It’s very important to buy grass-fed/ pasture-style butter. Cows who have been pastured and grass-fed are not injected with hormones and antibiotics as conventionally raised animals are. Much better for you and yours.

We have been consuming butter for three millennia, and it used to be thought of as medicinal. Only in the last century did it come to be considered “unhealthy.” There’s nothing unhealthy about these delicious fats. What’s unhealthy and not real is margarine, so avoid that all together.

Ghee

This is clarified butter from Southeast Asia used for high temperature cooking.

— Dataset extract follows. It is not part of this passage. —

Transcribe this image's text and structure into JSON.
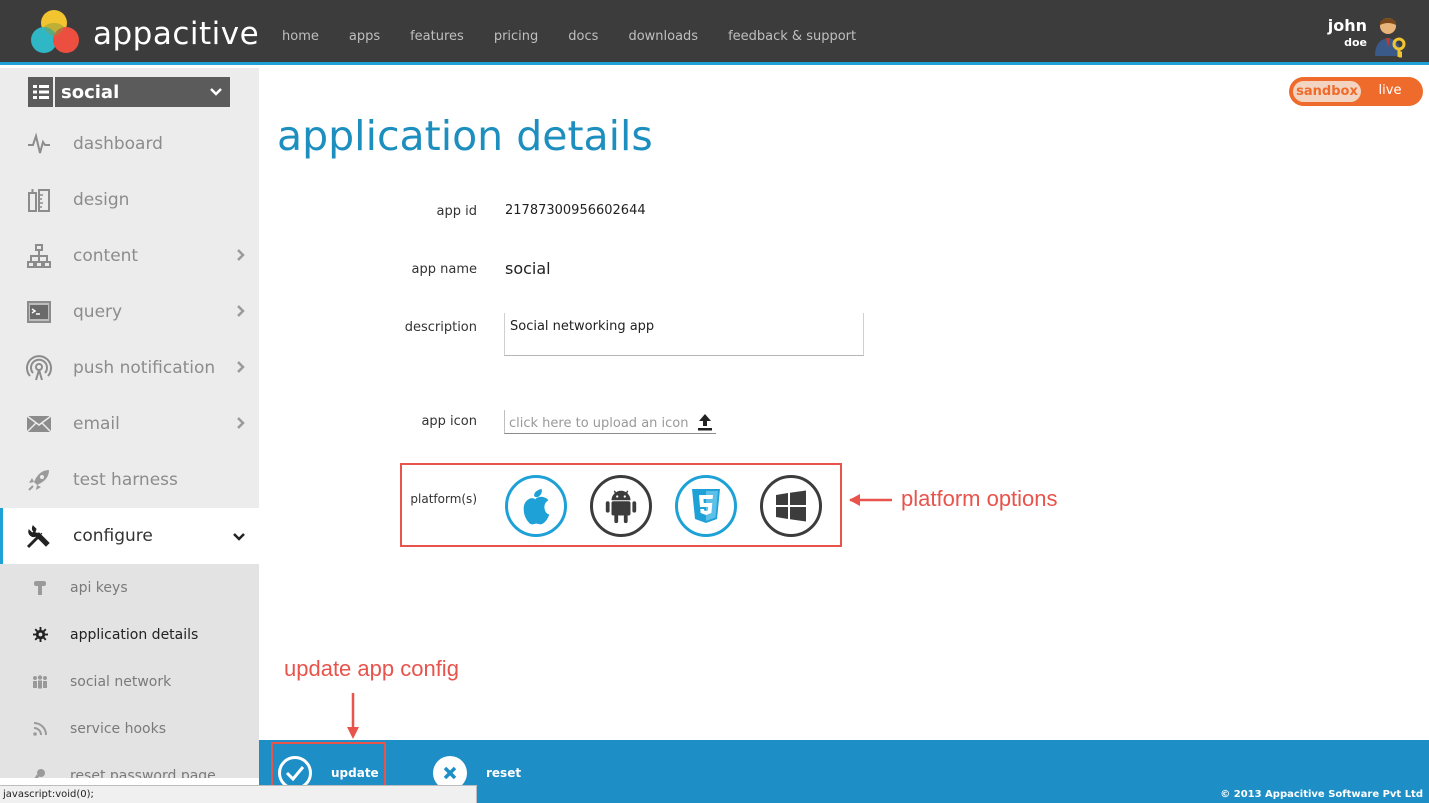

It is pure butterfat that is skimmed after it has been boiling, a process that leaves the “schorchable” proteins behind.

Lard, Tallow, Schmaltz (animal fat from pork, beef and goose respectively) – Buy the grass-fed/pasture-style to avoid the dangerous toxins that are stored in fat. Always choose the highest quality. These are excellent cooking fats that are stable over high heat. Beef tallow used to be the secret ingredient that McDonalds used to cook their French fries. Unfortunately, that is no longer the case, due to the intervention by some well-meaning, but misguided nutritionists.

Olive Oil

This is not the best choice for cooking, especially over high heat, but it’s wonderful for salads, dipping sauces and pouring over vegetables.

There are three types of olive oils: extra virgin, virgin and pure. The first two are from the first pressing of the olives. They can be very flavorful and tasty. Pure olive oil is refined, which renders it flavorless and odorless. The better oils have lower acidity and stronger flavors.

Coconut Oil

One of my favorites, this oil is extremely stable and great for high temperature cooking. It does have a slight coconut flavor, so I tend to melt it over a baked sweet potato with some nutmeg and cinnamon. I also like to put a dollop in protein shakes. It is highly saturated, and has a bad rap because of this, but the benefit of the medium chained fatty acids from this oil are proven to be very healthy.

Palm Oil

This oil is full of flavor and color and chock full of vitamin E. It’s also stable and good for high heat cooking and frying. Worldwide, it’s widely appreciated and is the second most used. The first is soybean oil. Palm oil is highly saturated and is great for meats and veggies over high heat.

Sesame Oil

Get out your wok! I use this for dishes that I want to give an Asian flair, and it’s definitely for medium to low temperature cooking. The toasted variety adds a smoky complexity. Use it with cabbage, carrots, ginger, soy/tamari sauce at the end of the cooking process.

The Bad Guys:

Vegetable Oils such as Peanut and Corn Oil

These are wholly unnatural fats that are extremely high in Omega-6 fatty acids that we have far too much of in the American diet. This high percentage of Omega-6 tends to increase inflammation in our bodies, which is not healthy. They are refined and deodorized just to make them shelf stable. Bottom line: Do not use them.

Flaxseed Oil

This is an unstable fat that oxidizes from light, air and heat. Even though it has Omega-3, it’s a plant source which does not offer health benefits.

Canola Oil

The media “toots their horn” for this oil, but I do not. It’s heavily refined and genetically engineered. There is no healthy benefit.